We walked across the pedestrian part of town, through the shopping center and into Antigone with the fabulous fountain towards the river Lez. There was an extreme sports rally on and we thought the boys would like to see guys on wakeboards jumping and doing tricks on the river. It was okay but even the boys thought it was kinda lame. Boring, to be exact. So we headed back toward the fountain.

{Fabulous Fountain}
I swear, that fountain is the best thing that's ever happened to my kids and apparently the Aussie kids too. It is pretty cool--with its sequence of sprays ranging from full on water-to-the-sky-blast to cheeky, arched dolphin sprays.
And no child can resist tempting it, running through, standing a bit too near, jumping on the tiny bursts before they turn into a geyser. All six of them got gradually more soaked until their clothes were wringing wet and their giggles and shouts enticed others to join in.

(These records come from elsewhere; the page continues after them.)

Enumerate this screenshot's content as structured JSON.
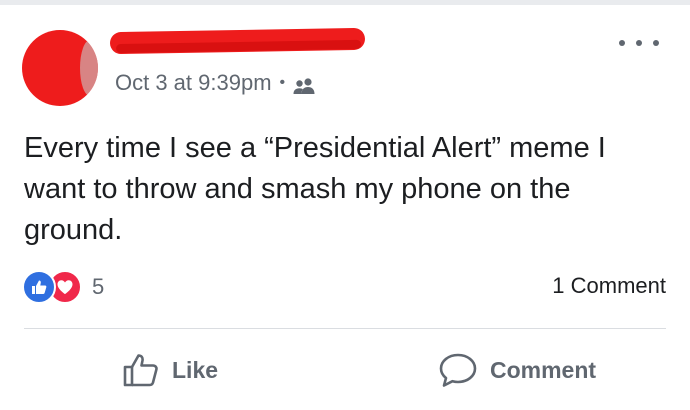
{
  "post": {
    "author_name": "",
    "timestamp": "Oct 3 at 9:39pm",
    "separator": "•",
    "audience_icon": "friends-icon",
    "more_icon": "ellipsis-icon",
    "text": "Every time I see a “Presidential Alert” meme I want to throw and smash my phone on the ground."
  },
  "engagement": {
    "reaction_icons": [
      "like-reaction-icon",
      "love-reaction-icon"
    ],
    "reaction_count": "5",
    "comment_count": "1 Comment"
  },
  "actions": {
    "like_label": "Like",
    "comment_label": "Comment"
  },
  "colors": {
    "like_blue": "#2f6fe0",
    "love_red": "#f0284a",
    "secondary_text": "#606770",
    "primary_text": "#1c1e21",
    "redaction_red": "#ee1c1c"
  }
}
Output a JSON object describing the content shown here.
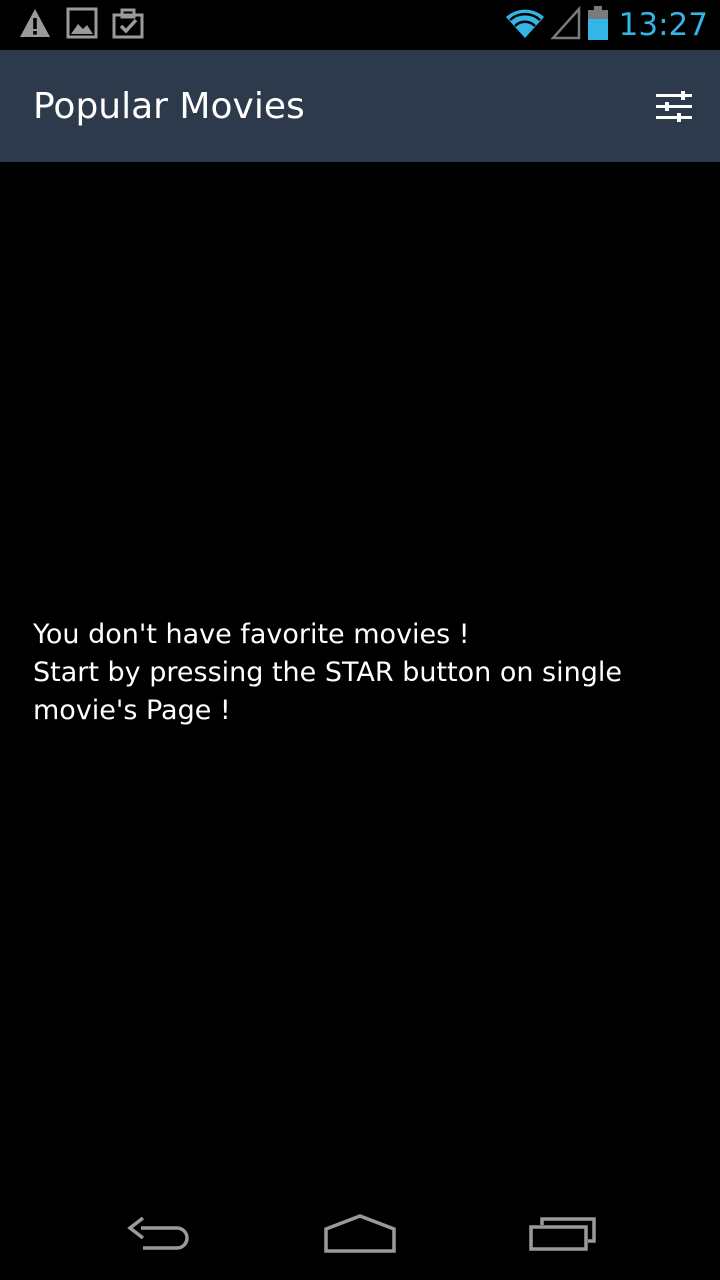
{
  "status_bar": {
    "icons_left": [
      "warning-icon",
      "image-icon",
      "clipboard-check-icon"
    ],
    "icons_right": [
      "wifi-icon",
      "signal-icon",
      "battery-icon"
    ],
    "time": "13:27",
    "accent_color": "#33b5e5"
  },
  "action_bar": {
    "title": "Popular Movies",
    "settings_icon": "sliders-icon",
    "background_color": "#2c3a4b"
  },
  "empty_state": {
    "line1": "You don't have favorite movies !",
    "line2": "Start by pressing the STAR button on single movie's Page !"
  },
  "nav_bar": {
    "icons": [
      "back-icon",
      "home-icon",
      "recents-icon"
    ]
  }
}
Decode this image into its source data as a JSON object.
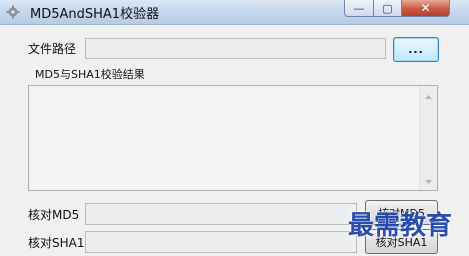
{
  "window": {
    "title": "MD5AndSHA1校验器",
    "controls": {
      "minimize": "—",
      "maximize": "▢",
      "close": "✕"
    }
  },
  "file_path": {
    "label": "文件路径",
    "value": "",
    "browse_label": "..."
  },
  "results": {
    "group_label": "MD5与SHA1校验结果",
    "text": ""
  },
  "md5": {
    "label": "核对MD5",
    "value": "",
    "button_label": "核对MD5"
  },
  "sha1": {
    "label": "核对SHA1",
    "value": "",
    "button_label": "核对SHA1"
  },
  "watermark": {
    "text": "最需教育"
  },
  "colors": {
    "title_gradient_top": "#dbe7f5",
    "close_button": "#c85a41",
    "watermark": "#2246a8"
  }
}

That fountain was one of the first things we loved about Montpellier when we came for a visit and now that we live here it continues to deliver. Not like how sometimes when you vacation somewhere and think it's the best thing ever and then you come back time and again and it loses its luster. Not this fountain, it still sparkles.
{big kids at the fountain that first time}

And it saved the day for me. And for the kids too. And I hope for Kirsty and her Mister.

Saturday, June 4, 2011

How to Make a Bridge--French Stylee

faire le pont--making the bridge or if you like fairing le bridge
You know how when the 4th of July falls on a Wednesday or Thursday we all go back to work after?

Well, that doesn't happen here in France. This past Thursday was a national holiday to celebrate Ascension; when Jesus went back up to heaven after being resurrected on Easter Sunday. He hung around down here for 40 days before going back up to walk the golden streets of heaven. I think he stayed to celebrate Mother's Day with Mary. He is the best Son ever.

{Pont Romain, Sommieres & River Vidourle}
Nonetheless, Ascension is a public French holiday and it fell on Thursday this year. And this is where I get to my point of how the French make a bridge.
{Pont du Gard, Nimes}
The bridge in question makes a long holiday over the Friday and carries you right through the other side to Sunday. Et voila!; a four day break. We're enjoying it very much Chez Nous but it would be a bit better if the days weren't stormy and rainy and our bridge was over sun drenched beach and poolside days.
{Pont du Diable, St Guilhem le Desert}
We've gone to the Aquarium and the Olympic swimming pool and we've been having family Wii tournaments. Now we all have tennis elbow.

{Pont Romain, Sommieres}

 Happy bridge making to you wherever you are, whatever the weather.